Top app design tools for 2020
Like any craft, the quality of app design is dependent upon the tools that designers wield. At ArcTouch, our app designers are constantly evaluating the latest technology and tools to see which might fit into our app design stack.
Our go-to app design tools evolve over time, just as the entire app ecosystem continues to mature. When ArcTouch started building apps more than a decade ago, there was no Sketch or Figma. Designers mostly used Adobe’s Creative Suite (before Creative Cloud existed) in combination with built-in user interface tools on iOS and Android. And there were very few truly collaborative design tools.
App design tools have come a long way since then. In 2020, we have a much more robust app design stack that allows us to build amazingly engaging experiences. And they allow us to do it collaboratively, even when working as a remote design team.
ArcTouch’s top app design tools for 2020
In the true spirit of collaboration, we want to share our top go-to app design tools, organized by categories that describe how we use them. This certainly isn’t an end-all list, rather more of a digest of our current favorites.
UI design and collaboration
Figma and Sketch — Until recently, Sketch was our top pick to organize design assets and ultimately create app screens. But Figma has changed the game for us by moving real-time design into the cloud — and enabling true collaboration. Figma has done for UX and UI design what Google Docs did for general business productivity. It has all the design tools we need — and offers great version control features. Best of all, our team can work on the same designs simultaneously. During COVID-19, that’s been especially important, as we are all working remotely.
While we use Figma for the vast majority of projects, some of our clients’ internal teams use Sketch — so we still use it regularly. We’ve been recently experimenting with Abstract — which helps bring Sketch into the cloud and provides Figma-like version control and change management features.
Original asset creation

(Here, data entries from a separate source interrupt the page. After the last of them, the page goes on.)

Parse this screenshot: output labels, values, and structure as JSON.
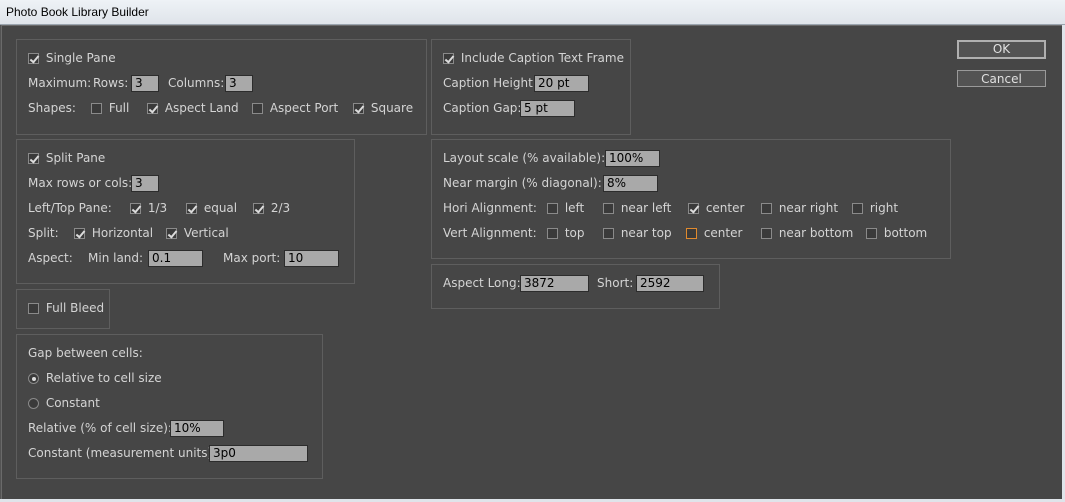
{
  "window": {
    "title": "Photo Book Library Builder"
  },
  "buttons": {
    "ok": "OK",
    "cancel": "Cancel"
  },
  "single_pane": {
    "label": "Single Pane",
    "checked": true,
    "maximum_label": "Maximum:",
    "rows_label": "Rows:",
    "rows": "3",
    "columns_label": "Columns:",
    "columns": "3",
    "shapes_label": "Shapes:",
    "shapes": [
      {
        "label": "Full",
        "checked": false
      },
      {
        "label": "Aspect Land",
        "checked": true
      },
      {
        "label": "Aspect Port",
        "checked": false
      },
      {
        "label": "Square",
        "checked": true
      }
    ]
  },
  "caption": {
    "label": "Include Caption Text Frame",
    "checked": true,
    "height_label": "Caption Height:",
    "height": "20 pt",
    "gap_label": "Caption Gap:",
    "gap": "5 pt"
  },
  "split_pane": {
    "label": "Split Pane",
    "checked": true,
    "max_label": "Max rows or cols:",
    "max": "3",
    "left_top_label": "Left/Top Pane:",
    "left_top": [
      {
        "label": "1/3",
        "checked": true
      },
      {
        "label": "equal",
        "checked": true
      },
      {
        "label": "2/3",
        "checked": true
      }
    ],
    "split_label": "Split:",
    "split": [
      {
        "label": "Horizontal",
        "checked": true
      },
      {
        "label": "Vertical",
        "checked": true
      }
    ],
    "aspect_label": "Aspect:",
    "min_land_label": "Min land:",
    "min_land": "0.1",
    "max_port_label": "Max port:",
    "max_port": "10"
  },
  "layout": {
    "scale_label": "Layout scale (% available):",
    "scale": "100%",
    "margin_label": "Near margin (% diagonal):",
    "margin": "8%",
    "hori_label": "Hori Alignment:",
    "hori": [
      {
        "label": "left",
        "checked": false
      },
      {
        "label": "near left",
        "checked": false
      },
      {
        "label": "center",
        "checked": true
      },
      {
        "label": "near right",
        "checked": false
      },
      {
        "label": "right",
        "checked": false
      }
    ],
    "vert_label": "Vert Alignment:",
    "vert": [
      {
        "label": "top",
        "checked": false
      },
      {
        "label": "near top",
        "checked": false
      },
      {
        "label": "center",
        "checked": false
      },
      {
        "label": "near bottom",
        "checked": false
      },
      {
        "label": "bottom",
        "checked": false
      }
    ]
  },
  "aspect": {
    "long_label": "Aspect Long:",
    "long": "3872",
    "short_label": "Short:",
    "short": "2592"
  },
  "full_bleed": {
    "label": "Full Bleed",
    "checked": false
  },
  "gap": {
    "title": "Gap between cells:",
    "options": [
      {
        "label": "Relative to cell size",
        "selected": true
      },
      {
        "label": "Constant",
        "selected": false
      }
    ],
    "relative_label": "Relative (% of cell size):",
    "relative": "10%",
    "constant_label": "Constant (measurement units):",
    "constant": "3p0"
  }
}
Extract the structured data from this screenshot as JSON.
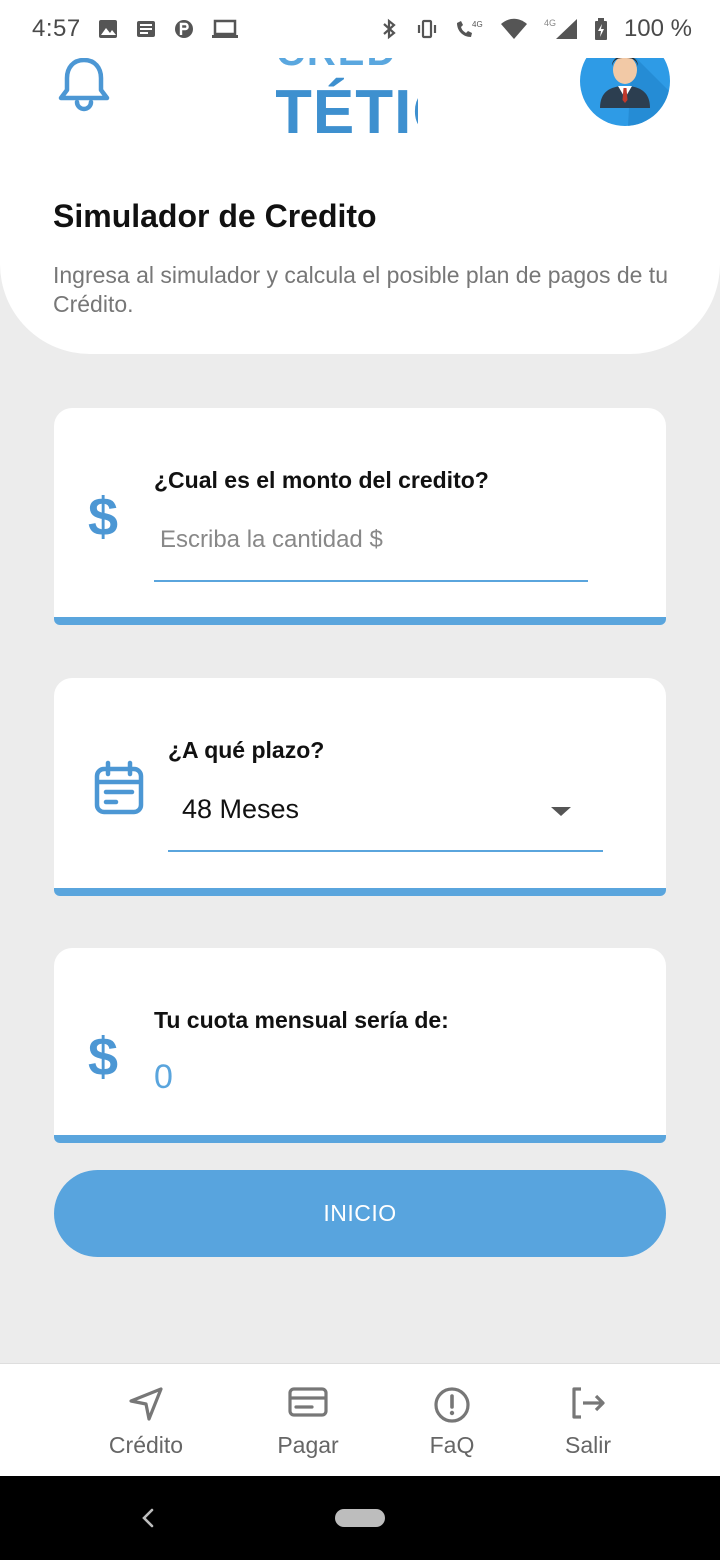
{
  "status_bar": {
    "time": "4:57",
    "battery": "100 %",
    "network_label": "4G",
    "icons_left": [
      "image-icon",
      "news-icon",
      "p-icon",
      "laptop-icon"
    ],
    "icons_right": [
      "bluetooth-icon",
      "vibrate-icon",
      "call-4g-icon",
      "wifi-icon",
      "signal-icon",
      "battery-icon"
    ]
  },
  "header": {
    "logo_top_text": "CRED",
    "logo_main_text": "TÉTIC",
    "title": "Simulador de Credito",
    "subtitle": "Ingresa al simulador y calcula el posible plan de pagos de tu Crédito."
  },
  "amount_card": {
    "label": "¿Cual es el monto del credito?",
    "currency_symbol": "$",
    "value": "",
    "placeholder": "Escriba la cantidad $"
  },
  "term_card": {
    "label": "¿A qué plazo?",
    "selected": "48 Meses"
  },
  "result_card": {
    "label": "Tu cuota mensual sería de:",
    "currency_symbol": "$",
    "value": "0"
  },
  "start_button": {
    "label": "INICIO"
  },
  "bottom_nav": {
    "items": [
      {
        "label": "Crédito",
        "icon": "navigation-arrow-icon"
      },
      {
        "label": "Pagar",
        "icon": "credit-card-icon"
      },
      {
        "label": "FaQ",
        "icon": "alert-circle-icon"
      },
      {
        "label": "Salir",
        "icon": "logout-icon"
      }
    ]
  },
  "colors": {
    "accent": "#5aa5dd",
    "background": "#ececec",
    "card": "#ffffff",
    "icon_blue": "#4c97d4"
  }
}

Adobe Creative Cloud — Adobe’s powerhouse design suite is still a staple for us when it comes to creating original assets for our apps. We frequently use Photoshop to work with images, Animate and AfterEffects for animation, and Illustrator for illustrations and icons. There are also lots of design and development tools that plug into Adobe’s suite — which extends its overall utility. Just one example: We created subtle animations with Lottie and Illustrator in use in the Hawaiian Airlines app.
Cinema 4D — We’re big believers in augmented reality apps — and one of the 3D modeling tools we’re using is Cinema 4D from Maxon. It’s fairly easy to get started and scales as your 3D modeling experience grows.
Flaticon and Noun Project — Icons are not just pretty pictures, they are a language. A good consistent icon set is pretty much like a good font family. Though we often create original icons, there are times when it makes sense to use recognized icons to help the user experience. Our go-to libraries for this are Flaticon and Noun Project. For one-off icons, Noun Project is a good pick. But when you need multiple icons with the same style as part of a design system, Flaticon is the better choice.
Notes and documentation
Notion — Our app design team uses Notion as a wiki to store and share research, articles, and link related assets during development. We use it heavily early in a project as we research topics related to the user and business problem we’re addressing.
Google Docs — Just taking notes and writing down ideas is an important part of our design research and ideation. And nothing beats Google Docs for simplicity and collaboration with our cross-functional team members (product managers, engineers, quality analysts, etc.) participating in the process.
Style guide and hand-off to development
Zeplin — Every app project needs a single source of truth that dictates the design style (e.g. colors, sizes, fonts, layout position, etc.) and includes the more current design assets for a project. We use Zeplin as this source to make sure our design and engineering teams are completely aligned. Zeplin automatically creates the design specifications for our engineering teams, which saves time and ensures pixel-perfect accuracy during implementation.
Validately — One of the areas that’s changed dramatically as mobile app development has matured is app usability testing. Validately is our go-to tool for user testing on everything from UX flow and color schemes to new features. It’s easy to create usability testing scripts and find target users within Validately’s online panel. You can perform both moderated and unmoderated testing. The reporting tool is excellent, too. It’s easy to create reports and include portions of a study within your own presentations. We’ve used other tools, like UserTesting, but our team prefers Validately.
Figma and Flinto — Mobile app prototyping is key to our design process. When we used Sketch as our primary UI design tool, we’d often use Flinto for prototyping. These days, we use Figma’s included prototyping features to help us capture high-level UX feedback early. We still use Flinto periodically to get feedback on more detailed interactions, particularly later in a project. We also have used InVision, but not as much recently as Figma.
So now you know a bit about the design tools we use to create lovable apps and digital products. We also want to hear from you: What are your favorite tools in your app design stack? Tag us on LinkedIn and Facebook, and use #AppDesignStack on Twitter to let us know what you think.
Need help with app design?
If you need advice about your design tool stack, or help with app UX/UI design, contact us. Our world-class app designers and developers have been delivering mobile experiences for some of the world’s most influential companies since the dawn of the app store.